[Collection entries]

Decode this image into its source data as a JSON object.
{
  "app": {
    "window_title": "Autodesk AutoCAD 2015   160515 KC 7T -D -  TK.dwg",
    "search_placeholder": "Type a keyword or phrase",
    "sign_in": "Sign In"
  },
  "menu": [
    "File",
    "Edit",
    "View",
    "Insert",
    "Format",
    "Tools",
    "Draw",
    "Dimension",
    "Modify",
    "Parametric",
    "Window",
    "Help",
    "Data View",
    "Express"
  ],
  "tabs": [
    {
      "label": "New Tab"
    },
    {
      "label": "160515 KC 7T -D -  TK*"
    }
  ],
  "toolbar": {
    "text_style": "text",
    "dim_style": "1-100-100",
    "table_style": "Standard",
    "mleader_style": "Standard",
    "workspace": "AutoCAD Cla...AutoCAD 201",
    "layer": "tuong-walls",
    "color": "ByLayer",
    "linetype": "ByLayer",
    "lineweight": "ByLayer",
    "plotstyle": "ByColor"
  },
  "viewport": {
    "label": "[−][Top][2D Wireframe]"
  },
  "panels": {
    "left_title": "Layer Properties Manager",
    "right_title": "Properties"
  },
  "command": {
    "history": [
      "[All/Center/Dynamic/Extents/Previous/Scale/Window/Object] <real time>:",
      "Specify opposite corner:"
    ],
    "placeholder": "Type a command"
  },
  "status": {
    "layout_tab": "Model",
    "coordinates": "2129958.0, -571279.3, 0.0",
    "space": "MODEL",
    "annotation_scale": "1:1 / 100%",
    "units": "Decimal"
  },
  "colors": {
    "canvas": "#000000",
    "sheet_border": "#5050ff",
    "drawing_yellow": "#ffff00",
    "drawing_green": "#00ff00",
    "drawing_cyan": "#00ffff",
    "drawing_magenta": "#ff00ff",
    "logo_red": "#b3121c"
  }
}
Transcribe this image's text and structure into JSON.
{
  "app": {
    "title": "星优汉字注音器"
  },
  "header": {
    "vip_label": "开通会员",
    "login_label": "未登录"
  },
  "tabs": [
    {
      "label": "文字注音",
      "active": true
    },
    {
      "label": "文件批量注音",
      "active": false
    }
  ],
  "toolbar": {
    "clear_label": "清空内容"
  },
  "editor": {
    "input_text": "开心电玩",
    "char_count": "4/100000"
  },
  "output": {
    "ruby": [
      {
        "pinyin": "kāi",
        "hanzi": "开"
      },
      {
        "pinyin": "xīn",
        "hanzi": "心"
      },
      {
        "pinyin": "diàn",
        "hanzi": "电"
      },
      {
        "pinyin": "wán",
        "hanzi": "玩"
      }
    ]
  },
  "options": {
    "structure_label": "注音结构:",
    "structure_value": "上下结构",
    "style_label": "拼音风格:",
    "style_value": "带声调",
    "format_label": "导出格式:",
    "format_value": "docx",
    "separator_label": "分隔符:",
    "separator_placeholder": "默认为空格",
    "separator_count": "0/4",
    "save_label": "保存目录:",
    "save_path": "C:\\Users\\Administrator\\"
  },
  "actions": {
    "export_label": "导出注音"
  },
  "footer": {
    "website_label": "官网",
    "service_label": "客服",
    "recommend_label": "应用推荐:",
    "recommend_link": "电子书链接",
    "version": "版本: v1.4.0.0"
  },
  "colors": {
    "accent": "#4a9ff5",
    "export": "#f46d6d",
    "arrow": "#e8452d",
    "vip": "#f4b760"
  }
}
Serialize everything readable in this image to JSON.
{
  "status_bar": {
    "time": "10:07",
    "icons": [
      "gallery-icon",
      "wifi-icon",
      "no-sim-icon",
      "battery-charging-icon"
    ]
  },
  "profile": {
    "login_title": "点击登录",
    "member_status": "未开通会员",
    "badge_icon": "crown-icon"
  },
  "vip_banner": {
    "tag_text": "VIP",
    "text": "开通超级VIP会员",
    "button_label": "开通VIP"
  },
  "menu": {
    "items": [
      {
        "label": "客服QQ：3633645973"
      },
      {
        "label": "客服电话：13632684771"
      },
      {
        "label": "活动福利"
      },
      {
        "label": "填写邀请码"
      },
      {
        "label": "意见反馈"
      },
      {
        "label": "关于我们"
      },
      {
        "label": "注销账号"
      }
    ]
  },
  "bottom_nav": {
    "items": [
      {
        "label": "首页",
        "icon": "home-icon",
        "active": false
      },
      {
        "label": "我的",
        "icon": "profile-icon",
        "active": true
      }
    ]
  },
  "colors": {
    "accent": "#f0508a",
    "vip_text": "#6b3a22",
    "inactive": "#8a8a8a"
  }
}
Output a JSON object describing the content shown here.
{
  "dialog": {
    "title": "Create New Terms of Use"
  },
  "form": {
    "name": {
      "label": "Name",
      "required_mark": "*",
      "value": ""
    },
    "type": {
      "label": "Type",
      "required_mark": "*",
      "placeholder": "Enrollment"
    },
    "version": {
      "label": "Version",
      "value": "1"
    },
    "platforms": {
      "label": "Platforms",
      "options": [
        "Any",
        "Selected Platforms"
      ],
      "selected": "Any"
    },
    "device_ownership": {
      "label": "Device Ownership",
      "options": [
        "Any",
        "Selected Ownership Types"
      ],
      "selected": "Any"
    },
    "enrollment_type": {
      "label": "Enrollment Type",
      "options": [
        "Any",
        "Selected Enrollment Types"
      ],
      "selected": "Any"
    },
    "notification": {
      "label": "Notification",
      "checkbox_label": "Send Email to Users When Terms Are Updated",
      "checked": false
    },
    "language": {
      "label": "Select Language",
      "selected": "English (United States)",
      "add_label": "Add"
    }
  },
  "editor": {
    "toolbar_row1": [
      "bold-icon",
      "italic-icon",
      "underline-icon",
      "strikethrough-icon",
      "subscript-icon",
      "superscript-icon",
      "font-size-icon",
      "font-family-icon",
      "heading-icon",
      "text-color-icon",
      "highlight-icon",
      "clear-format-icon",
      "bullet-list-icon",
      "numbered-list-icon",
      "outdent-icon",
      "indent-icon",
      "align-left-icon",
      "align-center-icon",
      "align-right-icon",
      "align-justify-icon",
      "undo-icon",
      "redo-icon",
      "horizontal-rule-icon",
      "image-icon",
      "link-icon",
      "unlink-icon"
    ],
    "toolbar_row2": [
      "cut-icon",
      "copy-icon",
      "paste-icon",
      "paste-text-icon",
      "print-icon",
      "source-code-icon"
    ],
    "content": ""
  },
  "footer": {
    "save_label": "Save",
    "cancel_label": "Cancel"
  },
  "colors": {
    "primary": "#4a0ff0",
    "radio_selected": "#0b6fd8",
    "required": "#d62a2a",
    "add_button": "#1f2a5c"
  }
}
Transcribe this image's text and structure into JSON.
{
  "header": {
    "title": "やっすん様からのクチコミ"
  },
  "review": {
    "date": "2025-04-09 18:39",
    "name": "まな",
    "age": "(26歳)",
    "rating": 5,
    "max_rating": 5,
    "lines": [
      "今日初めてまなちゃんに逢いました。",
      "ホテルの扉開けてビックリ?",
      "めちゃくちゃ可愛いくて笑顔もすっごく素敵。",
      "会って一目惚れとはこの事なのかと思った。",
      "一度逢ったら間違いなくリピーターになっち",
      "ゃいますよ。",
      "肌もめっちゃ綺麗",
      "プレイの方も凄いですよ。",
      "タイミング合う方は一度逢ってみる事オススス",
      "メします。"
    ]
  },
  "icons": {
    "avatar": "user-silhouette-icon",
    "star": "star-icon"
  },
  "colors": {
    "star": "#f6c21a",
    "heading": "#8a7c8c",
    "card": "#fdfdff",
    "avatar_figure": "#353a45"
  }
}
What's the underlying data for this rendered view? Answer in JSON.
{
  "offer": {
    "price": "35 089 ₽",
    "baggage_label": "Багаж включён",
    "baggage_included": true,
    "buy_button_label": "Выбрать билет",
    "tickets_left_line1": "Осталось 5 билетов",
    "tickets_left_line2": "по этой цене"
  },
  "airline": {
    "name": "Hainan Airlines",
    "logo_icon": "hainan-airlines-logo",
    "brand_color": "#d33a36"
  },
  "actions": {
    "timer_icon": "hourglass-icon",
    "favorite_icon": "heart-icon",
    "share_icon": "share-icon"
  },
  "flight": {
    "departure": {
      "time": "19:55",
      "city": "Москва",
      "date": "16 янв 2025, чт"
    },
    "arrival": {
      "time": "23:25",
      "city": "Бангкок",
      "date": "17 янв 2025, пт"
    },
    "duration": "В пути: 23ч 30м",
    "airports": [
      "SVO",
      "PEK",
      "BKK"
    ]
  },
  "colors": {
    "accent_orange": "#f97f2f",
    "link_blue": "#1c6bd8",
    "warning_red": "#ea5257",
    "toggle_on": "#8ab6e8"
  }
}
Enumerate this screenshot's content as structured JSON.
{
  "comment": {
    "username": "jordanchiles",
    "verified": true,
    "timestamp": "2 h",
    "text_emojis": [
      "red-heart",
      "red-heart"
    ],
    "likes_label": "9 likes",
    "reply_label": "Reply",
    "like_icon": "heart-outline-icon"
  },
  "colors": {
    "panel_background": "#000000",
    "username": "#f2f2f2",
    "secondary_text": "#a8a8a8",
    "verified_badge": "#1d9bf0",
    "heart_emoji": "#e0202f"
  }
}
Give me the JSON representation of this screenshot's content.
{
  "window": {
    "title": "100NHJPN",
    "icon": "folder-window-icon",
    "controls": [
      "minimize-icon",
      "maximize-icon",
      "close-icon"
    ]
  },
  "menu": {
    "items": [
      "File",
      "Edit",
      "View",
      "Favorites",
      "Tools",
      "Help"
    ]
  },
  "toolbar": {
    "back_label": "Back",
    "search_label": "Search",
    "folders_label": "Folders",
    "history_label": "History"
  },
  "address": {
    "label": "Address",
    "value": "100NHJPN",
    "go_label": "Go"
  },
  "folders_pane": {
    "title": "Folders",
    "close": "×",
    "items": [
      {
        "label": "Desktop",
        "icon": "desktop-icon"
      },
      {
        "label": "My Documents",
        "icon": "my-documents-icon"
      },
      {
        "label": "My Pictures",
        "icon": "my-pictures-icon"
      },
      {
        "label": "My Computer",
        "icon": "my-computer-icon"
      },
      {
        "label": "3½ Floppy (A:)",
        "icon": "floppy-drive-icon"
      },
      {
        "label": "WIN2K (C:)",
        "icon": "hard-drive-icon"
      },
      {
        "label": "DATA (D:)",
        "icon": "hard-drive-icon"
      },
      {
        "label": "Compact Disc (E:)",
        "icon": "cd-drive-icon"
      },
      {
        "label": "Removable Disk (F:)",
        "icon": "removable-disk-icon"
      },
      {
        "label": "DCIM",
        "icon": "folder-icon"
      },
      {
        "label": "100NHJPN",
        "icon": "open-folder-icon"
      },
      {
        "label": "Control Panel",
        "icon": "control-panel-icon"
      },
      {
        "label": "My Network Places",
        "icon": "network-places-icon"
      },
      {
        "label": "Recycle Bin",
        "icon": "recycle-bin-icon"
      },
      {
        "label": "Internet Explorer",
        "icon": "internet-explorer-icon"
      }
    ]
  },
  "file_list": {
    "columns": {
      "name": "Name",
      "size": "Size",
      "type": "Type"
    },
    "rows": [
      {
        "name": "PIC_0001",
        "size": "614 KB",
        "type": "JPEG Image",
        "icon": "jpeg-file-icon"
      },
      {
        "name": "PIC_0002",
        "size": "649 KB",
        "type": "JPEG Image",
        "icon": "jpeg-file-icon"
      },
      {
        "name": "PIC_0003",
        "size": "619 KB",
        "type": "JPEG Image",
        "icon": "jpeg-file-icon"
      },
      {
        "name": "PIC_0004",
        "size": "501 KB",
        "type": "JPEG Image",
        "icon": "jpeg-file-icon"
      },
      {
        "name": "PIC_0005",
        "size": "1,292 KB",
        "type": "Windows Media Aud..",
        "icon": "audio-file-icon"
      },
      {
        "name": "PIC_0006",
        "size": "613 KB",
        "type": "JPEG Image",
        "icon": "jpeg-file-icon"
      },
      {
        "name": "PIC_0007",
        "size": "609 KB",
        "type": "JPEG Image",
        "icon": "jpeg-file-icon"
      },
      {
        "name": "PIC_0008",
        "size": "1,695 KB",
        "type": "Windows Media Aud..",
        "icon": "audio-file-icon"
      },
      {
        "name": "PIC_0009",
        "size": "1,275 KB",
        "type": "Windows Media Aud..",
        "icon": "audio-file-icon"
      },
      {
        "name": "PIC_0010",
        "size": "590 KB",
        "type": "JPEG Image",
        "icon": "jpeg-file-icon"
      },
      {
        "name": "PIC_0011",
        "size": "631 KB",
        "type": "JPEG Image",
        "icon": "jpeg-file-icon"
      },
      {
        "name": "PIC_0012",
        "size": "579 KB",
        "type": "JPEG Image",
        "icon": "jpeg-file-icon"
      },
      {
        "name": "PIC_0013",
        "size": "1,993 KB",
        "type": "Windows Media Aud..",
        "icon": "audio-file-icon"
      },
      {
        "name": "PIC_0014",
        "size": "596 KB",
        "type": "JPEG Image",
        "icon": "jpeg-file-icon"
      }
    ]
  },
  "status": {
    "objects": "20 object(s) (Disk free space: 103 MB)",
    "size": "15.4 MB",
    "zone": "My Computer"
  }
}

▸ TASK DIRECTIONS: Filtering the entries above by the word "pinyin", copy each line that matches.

▸ OUTPUT FOR THIS TASK:
        "pinyin": "kāi",
        "pinyin": "xīn",
        "pinyin": "diàn",
        "pinyin": "wán",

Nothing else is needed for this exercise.